Traditional operating microscopes have been known to be easily corrupted during pre-operation practices. Yet endoscopes, Liao writes, are great backups in the event that visualization becomes difficult during the operation.
For successful retinal surgeries, being able to visualize pathology is essential. So when an operating microscope stops working before or during the operation, the endoscope provides a great backup service. Leaving this available to the surgeon can give them the confidence they need to complete the surgery.
The endoscope is especially helpful in cases where some of the eye is blocked. This happens in some cases of prolonged retinal detachment and/or trauma. Since these often result in major cornea or lenticular issues, the endoscope can stand in and help in visualization.
“At times, I also use the endoscope to locate and remove anteriorly situated retained lens fragments and for membrane peeling in cases of anterior loop proliferative vitreoretinopathy,” Liao says.
Sometimes, he adds, medical professionals may start with a routine surgery that becomes more complicated as the surgery progresses. The endoscope helps in visualization in these cases, which gives the surgeon a huge advantage when it comes to safety and surgery outcomes.
Liao says the endoscope can be especially helpful in complex surgeries, where landmarks the surgeon needs to work off of are distorted. When they begin, the endoscope may be disorienting, but as they progress, the surgeon may use it in order to “view the retina from a shorter distance and at various angles.”
Liao points to a case study in which a 72-year old woman had gone through a complicated cataract surgery three years prior to seeing him, and had been given a PMMA lens placed in her sulcus.

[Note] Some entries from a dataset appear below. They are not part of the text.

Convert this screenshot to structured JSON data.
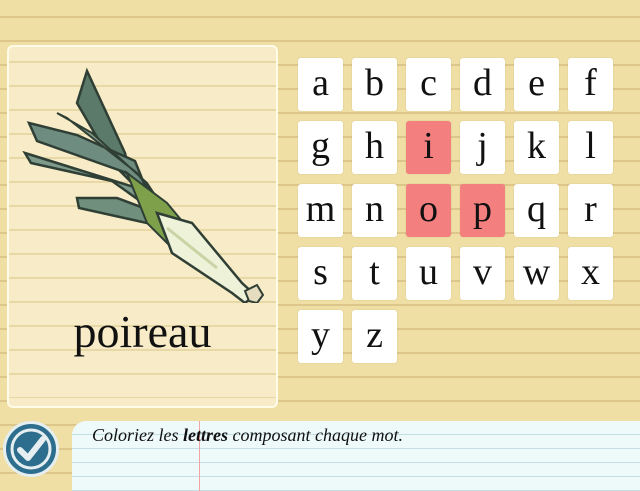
{
  "card": {
    "image_icon": "leek-icon",
    "word": "poireau"
  },
  "letters": [
    {
      "ch": "a",
      "selected": false
    },
    {
      "ch": "b",
      "selected": false
    },
    {
      "ch": "c",
      "selected": false
    },
    {
      "ch": "d",
      "selected": false
    },
    {
      "ch": "e",
      "selected": false
    },
    {
      "ch": "f",
      "selected": false
    },
    {
      "ch": "g",
      "selected": false
    },
    {
      "ch": "h",
      "selected": false
    },
    {
      "ch": "i",
      "selected": true
    },
    {
      "ch": "j",
      "selected": false
    },
    {
      "ch": "k",
      "selected": false
    },
    {
      "ch": "l",
      "selected": false
    },
    {
      "ch": "m",
      "selected": false
    },
    {
      "ch": "n",
      "selected": false
    },
    {
      "ch": "o",
      "selected": true
    },
    {
      "ch": "p",
      "selected": true
    },
    {
      "ch": "q",
      "selected": false
    },
    {
      "ch": "r",
      "selected": false
    },
    {
      "ch": "s",
      "selected": false
    },
    {
      "ch": "t",
      "selected": false
    },
    {
      "ch": "u",
      "selected": false
    },
    {
      "ch": "v",
      "selected": false
    },
    {
      "ch": "w",
      "selected": false
    },
    {
      "ch": "x",
      "selected": false
    },
    {
      "ch": "y",
      "selected": false
    },
    {
      "ch": "z",
      "selected": false
    }
  ],
  "instruction": {
    "before": "Coloriez les ",
    "bold": "lettres",
    "after": " composant chaque mot."
  },
  "ok_button_icon": "checkmark-icon",
  "colors": {
    "selected_tile": "#f47f7f",
    "tile": "#ffffff",
    "ok_button": "#2d6d8d"
  }
}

“There was optic capture, with the malposition resulting in a low grade iritis,” he writes. “The patient also had a significant macular pucker. After treating the inflammation topically, I thought removing the lens would be a simple case of dialing it into the anterior chamber. I did not anticipate using the endoscope. The lens mobilized easily at first. However, after completing the rotation, I noticed that the inferior haptic had fractured and remained hidden behind the iris.”
He says he may have been able to leave it in its place, but it could have caused even more issues down the line. The endoscope allowed him to see behind the iris and complete the surgery relatively easily.
Further advances in this technology will not only make these surgeries easier, but could also make it easier for patients to recover. Currently, patients are required to lay face down for 50 minutes of every hour, while taking the remaining 10 minutes to stretch, use the bathroom, shower, and eat.
Luckily, it looks as though this technology will only continue to grow. TechNavio reports that the market will grow by about 7.32% from 2014 to 2019 on their Global Retinal Surgery Devices Report.